New legislation in Congress would prohibit insurers or pharmacy benefit managers from limiting what pharmacists can tell patients about the cheapest way to pay for their prescriptions. According to The Detroit News, some prescriptions may be cheaper for customers if they pay in cash, rather than their insurance co-pay, but pharmacists were unable to tell them that. The legislation is being sponsored by Senators Debbie Stabenow, D-Michigan, and Susan Collins, R-Maine. Research has shown customers overpay for prescriptions 23% of the time.

Searching for the Next Overdose-Reversal Drug

Naloxone is widely used to reverse opioid overdoses, but it has limited success against synthetic opioids. With the use of synthetic opioids on the rise, drug companies, researchers, and health officials are trying to develop a new treatment that may replace naloxone in certain cases, reported STAT. One option being pursued is tweaking buprenorphine, which is currently used to treat addiction, but may also be able to reverse an overdose with some changes.

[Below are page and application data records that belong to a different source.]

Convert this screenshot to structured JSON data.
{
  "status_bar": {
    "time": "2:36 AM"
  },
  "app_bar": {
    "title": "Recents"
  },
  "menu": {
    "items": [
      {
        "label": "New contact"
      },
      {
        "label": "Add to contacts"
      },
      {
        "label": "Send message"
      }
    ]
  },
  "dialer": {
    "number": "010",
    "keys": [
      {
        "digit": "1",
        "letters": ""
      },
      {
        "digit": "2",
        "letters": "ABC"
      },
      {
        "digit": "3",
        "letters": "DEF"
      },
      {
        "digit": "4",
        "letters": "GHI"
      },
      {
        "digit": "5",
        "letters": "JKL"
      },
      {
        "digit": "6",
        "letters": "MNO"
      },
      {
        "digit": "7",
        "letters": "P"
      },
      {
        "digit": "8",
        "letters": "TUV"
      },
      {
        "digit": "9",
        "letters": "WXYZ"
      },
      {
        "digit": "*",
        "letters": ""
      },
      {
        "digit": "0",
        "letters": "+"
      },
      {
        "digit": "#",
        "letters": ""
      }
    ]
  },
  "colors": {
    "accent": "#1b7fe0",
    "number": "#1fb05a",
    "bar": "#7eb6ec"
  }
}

Texas ACA Lawsuit Receives Opposition From 16 AGs

A Texas lawsuit seeking to strike down the Affordable Care Act (ACA) has strong opposition from 16 Democratic attorneys general (AGs), led by California AG Xavier Becerra. As a result, there is a showdown between red and blue states with 19 Republican-led states joining Texas’ case, according to The New York Times. Texas’ lawsuit claims the repeal of the individual mandate as part of the Republican tax bill means that the ACA is no longer valid.